1. $JAJ = A'$,
2. $JaJ = a^{*}$, if $a \in A \cap A'$,
3. $Jv = v$ for all $v \in P$,
4. $aJaJP \subseteq P$ for all $a \in A$.

Theorem: [Haagerup] If $(A,H',J',P')$ is a second standard form for $A$, then there exists a unique unitary $u :H \rightarrow H'$ such that

1. $uau^{*} = a$ for all $a \in A$,
2. $J' = uJu^{*}$,
3. $P' = uP$.

It turns out that if $\Omega \in H$ is cyclic and separating as above, then the quadruple $(A,H,J, P_{\Omega})$, with $P_{\Omega} = \{ aJaJ\Omega \mid a \in A \}$ is a standard form for $A$.

Does there exist an adaptation for the $\mathbb{Z}_{2}$-graded case?

What I mean by this is as follows.
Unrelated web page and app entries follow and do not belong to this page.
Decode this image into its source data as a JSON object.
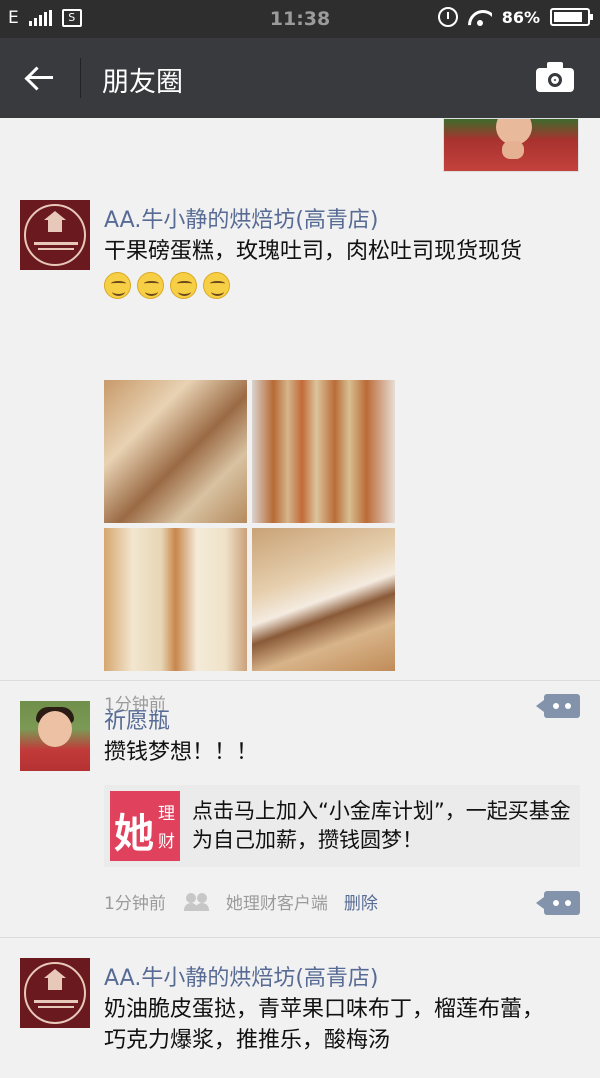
{
  "status_bar": {
    "network": "E",
    "sim_icon": "S",
    "time": "11:38",
    "battery_pct": "86%",
    "battery_level": 0.86
  },
  "nav": {
    "title": "朋友圈"
  },
  "posts": [
    {
      "name": "AA.牛小静的烘焙坊(高青店)",
      "text": "干果磅蛋糕，玫瑰吐司，肉松吐司现货现货",
      "emoji_count": 4,
      "time": "1分钟前"
    },
    {
      "name": "祈愿瓶",
      "text": "攒钱梦想！！！",
      "link": {
        "logo_big": "她",
        "logo_s1": "理",
        "logo_s2": "财",
        "text": "点击马上加入“小金库计划”，一起买基金为自己加薪，攒钱圆梦！"
      },
      "time": "1分钟前",
      "source": "她理财客户端",
      "delete_label": "删除"
    },
    {
      "name": "AA.牛小静的烘焙坊(高青店)",
      "text": "奶油脆皮蛋挞，青苹果口味布丁，榴莲布蕾，巧克力爆浆，推推乐，酸梅汤"
    }
  ]
}
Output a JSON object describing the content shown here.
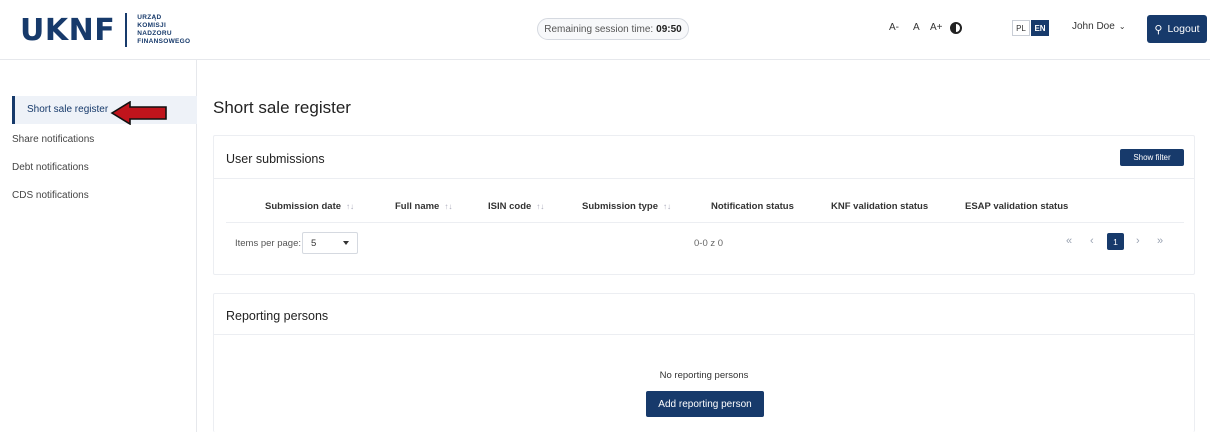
{
  "header": {
    "logo_main": "UKNF",
    "logo_lines": [
      "URZĄD",
      "KOMISJI",
      "NADZORU",
      "FINANSOWEGO"
    ],
    "session_label": "Remaining session time:",
    "session_time": "09:50",
    "font_decrease": "A-",
    "font_normal": "A",
    "font_increase": "A+",
    "lang_pl": "PL",
    "lang_en": "EN",
    "user_name": "John Doe",
    "logout_label": "Logout"
  },
  "sidebar": {
    "items": [
      {
        "label": "Short sale register",
        "active": true
      },
      {
        "label": "Share notifications"
      },
      {
        "label": "Debt notifications"
      },
      {
        "label": "CDS notifications"
      }
    ]
  },
  "main": {
    "page_title": "Short sale register",
    "submissions": {
      "title": "User submissions",
      "show_filter": "Show filter",
      "columns": [
        {
          "label": "Submission date",
          "sortable": true
        },
        {
          "label": "Full name",
          "sortable": true
        },
        {
          "label": "ISIN code",
          "sortable": true
        },
        {
          "label": "Submission type",
          "sortable": true
        },
        {
          "label": "Notification status",
          "sortable": false
        },
        {
          "label": "KNF validation status",
          "sortable": false
        },
        {
          "label": "ESAP validation status",
          "sortable": false
        }
      ],
      "items_per_page_label": "Items per page:",
      "items_per_page_value": "5",
      "range_text": "0-0 z 0",
      "current_page": "1"
    },
    "reporting": {
      "title": "Reporting persons",
      "empty_text": "No reporting persons",
      "add_button": "Add reporting person"
    }
  },
  "colors": {
    "brand": "#173a6b",
    "annotation_arrow": "#c0141c"
  },
  "icons": {
    "sort": "sort-icon",
    "contrast": "contrast-icon",
    "logout": "logout-icon",
    "user_dropdown": "chevron-down-icon",
    "pagination": [
      "first-page-icon",
      "prev-page-icon",
      "next-page-icon",
      "last-page-icon"
    ]
  }
}
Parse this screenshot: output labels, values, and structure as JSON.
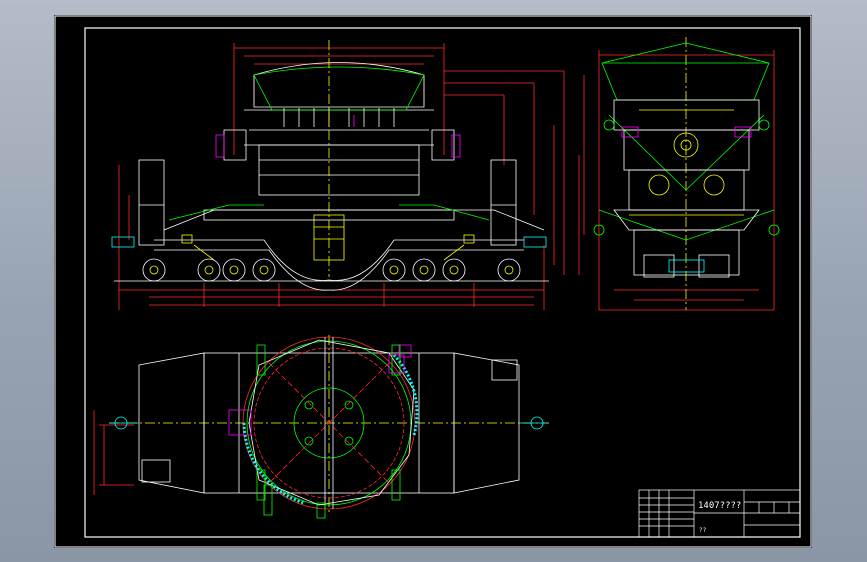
{
  "drawing": {
    "title_block": {
      "drawing_number": "1407????",
      "sheet_label": "??"
    },
    "colors": {
      "background": "#000000",
      "frame": "#ffffff",
      "geometry": "#ffffff",
      "dimension": "#ff2a2a",
      "centerline": "#ffff00",
      "construction": "#00ff00",
      "detail": "#ff00ff",
      "hatch": "#00ffff"
    }
  }
}
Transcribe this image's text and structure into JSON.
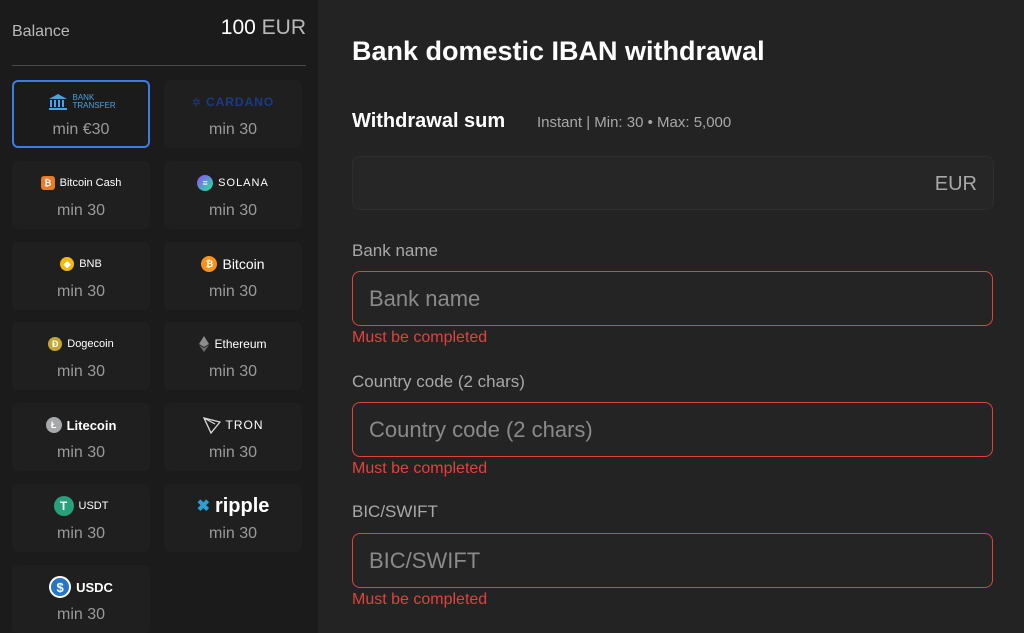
{
  "balance": {
    "label": "Balance",
    "amount": "100",
    "currency": "EUR"
  },
  "methods": [
    {
      "name": "BANK TRANSFER",
      "min": "min €30",
      "icon": "bank-icon",
      "selected": true
    },
    {
      "name": "CARDANO",
      "min": "min 30",
      "icon": "cardano-icon"
    },
    {
      "name": "Bitcoin Cash",
      "min": "min 30",
      "icon": "bitcoin-cash-icon"
    },
    {
      "name": "SOLANA",
      "min": "min 30",
      "icon": "solana-icon"
    },
    {
      "name": "BNB",
      "min": "min 30",
      "icon": "bnb-icon"
    },
    {
      "name": "Bitcoin",
      "min": "min 30",
      "icon": "bitcoin-icon"
    },
    {
      "name": "Dogecoin",
      "min": "min 30",
      "icon": "dogecoin-icon"
    },
    {
      "name": "Ethereum",
      "min": "min 30",
      "icon": "ethereum-icon"
    },
    {
      "name": "Litecoin",
      "min": "min 30",
      "icon": "litecoin-icon"
    },
    {
      "name": "TRON",
      "min": "min 30",
      "icon": "tron-icon"
    },
    {
      "name": "USDT",
      "min": "min 30",
      "icon": "usdt-icon"
    },
    {
      "name": "ripple",
      "min": "min 30",
      "icon": "ripple-icon"
    },
    {
      "name": "USDC",
      "min": "min 30",
      "icon": "usdc-icon"
    }
  ],
  "main": {
    "title": "Bank domestic IBAN withdrawal",
    "sum_title": "Withdrawal sum",
    "sum_info": "Instant | Min: 30 • Max: 5,000",
    "sum_currency": "EUR",
    "fields": [
      {
        "label": "Bank name",
        "placeholder": "Bank name",
        "error": "Must be completed"
      },
      {
        "label": "Country code (2 chars)",
        "placeholder": "Country code (2 chars)",
        "error": "Must be completed"
      },
      {
        "label": "BIC/SWIFT",
        "placeholder": "BIC/SWIFT",
        "error": "Must be completed"
      }
    ]
  },
  "colors": {
    "accent": "#3d7de3",
    "error": "#e0433c",
    "background": "#232323",
    "sidebar": "#1b1b1b"
  }
}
Suppose that $A$ is a $\mathbb{Z}_{2}$-graded von Neumann algebra acting on a $\mathbb{Z}_{2}$ graded Hilbert space $H$, which is equipped with a cyclic and separating vector $\Omega \in H$. (Suppose that $\Omega$ is even.) Furthermore, assume that the representation of $A$ on $H$ respects the grading. Define an involution on $A$ by $a^{\sharp} = a^{*}$ if $a$ is even and $a^{\sharp} = -ia^{*}$ if $a$ is odd. We then consider the unbounded operator $S^{\sharp}$ defined to be the closure of the operator \begin{equation} a \triangleright \Omega \mapsto a^{\sharp} \triangleright \Omega. \end{equation} Then consider the polar decomposition $S^{\sharp} = J^{\sharp} \Delta^{1/2\sharp}$.

Is it true that the map $A \ni a \mapsto J^{\sharp} a^{\sharp} J^{\sharp} \in (A^{\backprime})^{\operatorname{opp}}$ is an isomorphism? (Here $A^{\backprime}$ is the graded commutant of $A$.)
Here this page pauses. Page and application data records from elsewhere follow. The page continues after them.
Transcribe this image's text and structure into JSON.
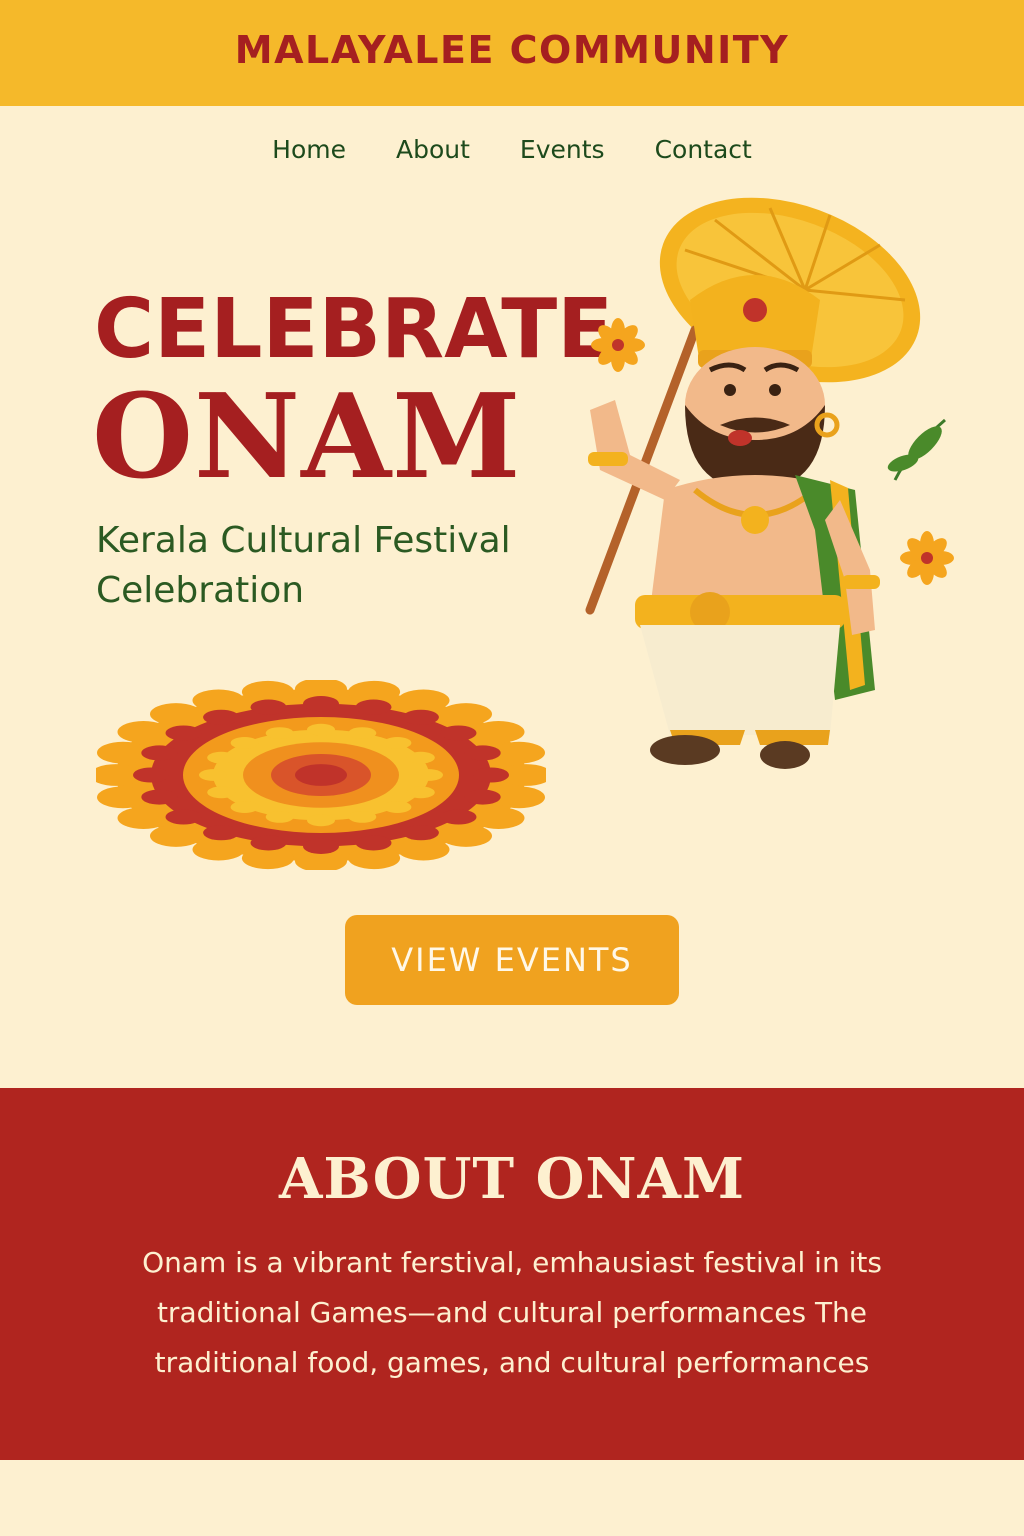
{
  "header": {
    "brand": "MALAYALEE COMMUNITY"
  },
  "nav": {
    "items": [
      "Home",
      "About",
      "Events",
      "Contact"
    ]
  },
  "hero": {
    "title_line1": "CELEBRATE",
    "title_line2": "ONAM",
    "subtitle": "Kerala Cultural Festival Celebration",
    "cta_label": "VIEW EVENTS",
    "illustration": "king-mahabali-with-umbrella",
    "decoration": "pookalam-flower-rangoli"
  },
  "about": {
    "title": "ABOUT ONAM",
    "body": "Onam is a vibrant ferstival, emhausiast festival in its traditional Games—and cultural performances The traditional food, games, and cultural performances"
  },
  "colors": {
    "background": "#fdf0d0",
    "header": "#f5b92a",
    "brand_red": "#a51f20",
    "nav_green": "#1d4a1c",
    "subtitle_green": "#2b5a22",
    "cta_orange": "#f0a21f",
    "about_red": "#b0251f"
  }
}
Similarly, one can define a graded standard form of $A$, by replacing $A'$ by $A^{\backprime}$ and $*$ by $\sharp$.

Does Haagerup's theorem still hold? If so, what circumstances guarantee that $u$ is even?

(This question was motivated by the analysis done on pages 57 and 58 of these lecture notes on conformal nets.)